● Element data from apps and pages
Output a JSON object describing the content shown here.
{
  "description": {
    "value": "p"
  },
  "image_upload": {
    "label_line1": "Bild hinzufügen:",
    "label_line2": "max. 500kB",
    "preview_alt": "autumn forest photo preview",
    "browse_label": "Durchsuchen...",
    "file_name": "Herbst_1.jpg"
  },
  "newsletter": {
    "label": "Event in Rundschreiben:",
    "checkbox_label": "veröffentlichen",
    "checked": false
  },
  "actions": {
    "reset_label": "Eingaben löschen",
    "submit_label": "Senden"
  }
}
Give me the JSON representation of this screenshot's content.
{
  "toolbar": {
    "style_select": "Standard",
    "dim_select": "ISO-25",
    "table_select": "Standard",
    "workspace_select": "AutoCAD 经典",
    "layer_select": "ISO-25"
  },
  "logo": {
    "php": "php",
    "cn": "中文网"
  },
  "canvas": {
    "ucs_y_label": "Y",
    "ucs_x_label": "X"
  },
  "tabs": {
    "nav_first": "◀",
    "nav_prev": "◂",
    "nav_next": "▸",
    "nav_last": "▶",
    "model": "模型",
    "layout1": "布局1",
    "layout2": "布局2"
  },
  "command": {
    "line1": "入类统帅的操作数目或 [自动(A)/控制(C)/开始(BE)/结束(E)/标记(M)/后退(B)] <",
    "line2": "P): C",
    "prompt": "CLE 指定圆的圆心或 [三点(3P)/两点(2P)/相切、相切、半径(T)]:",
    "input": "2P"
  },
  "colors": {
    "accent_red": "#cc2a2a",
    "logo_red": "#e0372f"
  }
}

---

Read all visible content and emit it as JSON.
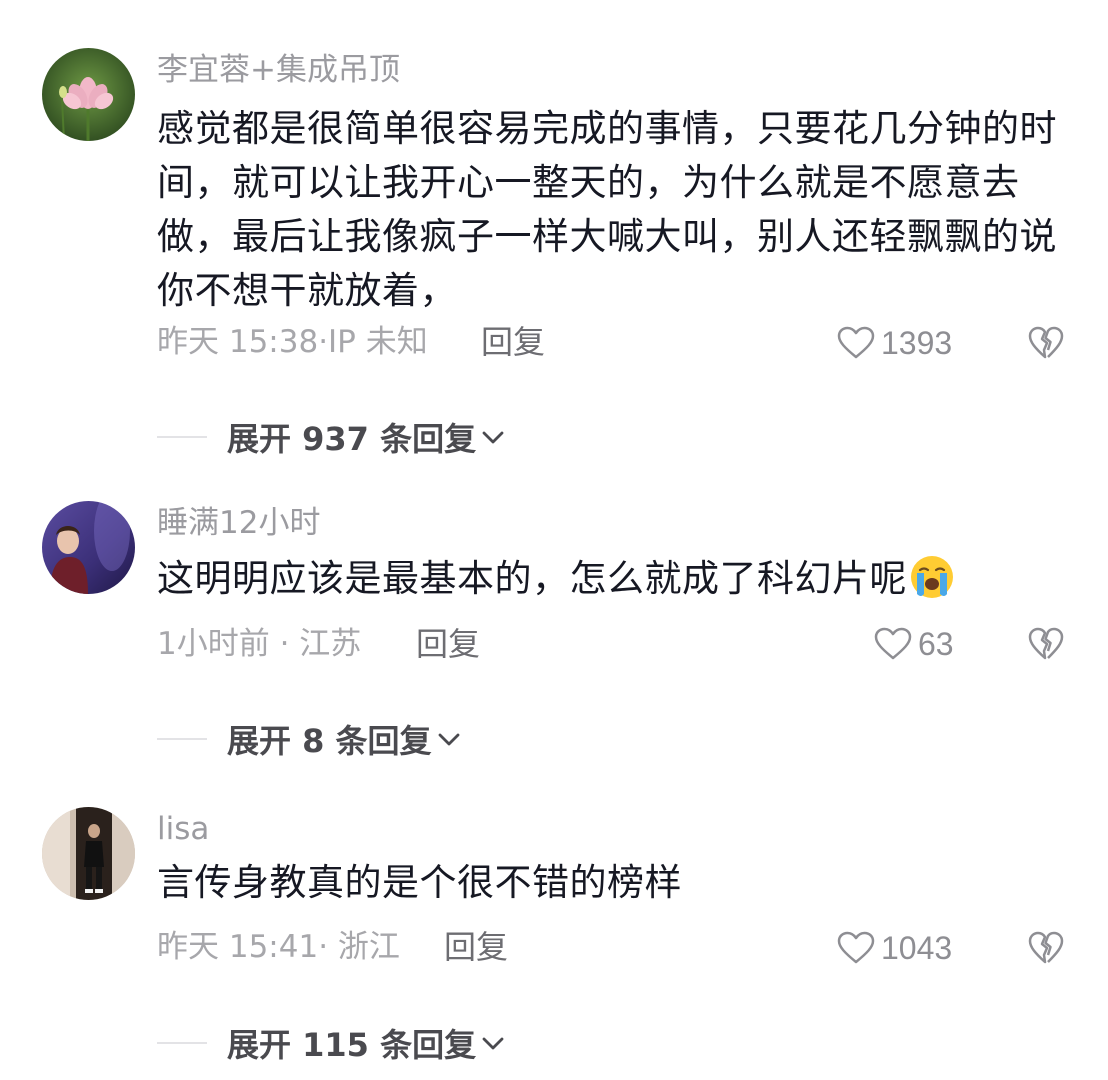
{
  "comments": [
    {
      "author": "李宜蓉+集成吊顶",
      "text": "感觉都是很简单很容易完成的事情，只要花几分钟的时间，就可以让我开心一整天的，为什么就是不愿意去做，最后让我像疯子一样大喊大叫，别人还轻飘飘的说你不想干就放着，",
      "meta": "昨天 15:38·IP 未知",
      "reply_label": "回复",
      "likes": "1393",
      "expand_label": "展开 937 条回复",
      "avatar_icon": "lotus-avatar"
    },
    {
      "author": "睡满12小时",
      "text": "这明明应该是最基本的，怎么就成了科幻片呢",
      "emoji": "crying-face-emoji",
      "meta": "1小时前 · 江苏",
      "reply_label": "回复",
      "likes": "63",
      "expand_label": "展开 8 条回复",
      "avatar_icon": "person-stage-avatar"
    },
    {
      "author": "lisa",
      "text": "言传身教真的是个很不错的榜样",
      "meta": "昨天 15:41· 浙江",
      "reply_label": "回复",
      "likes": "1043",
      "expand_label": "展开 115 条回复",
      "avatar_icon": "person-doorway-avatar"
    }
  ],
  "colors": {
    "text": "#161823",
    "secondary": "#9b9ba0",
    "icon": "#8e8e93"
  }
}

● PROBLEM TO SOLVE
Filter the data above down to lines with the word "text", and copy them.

● RESULT BELOW
      "text": "感觉都是很简单很容易完成的事情，只要花几分钟的时间，就可以让我开心一整天的，为什么就是不愿意去做，最后让我像疯子一样大喊大叫，别人还轻飘飘的说你不想干就放着，",
      "text": "这明明应该是最基本的，怎么就成了科幻片呢",
      "text": "言传身教真的是个很不错的榜样",
    "text": "#161823",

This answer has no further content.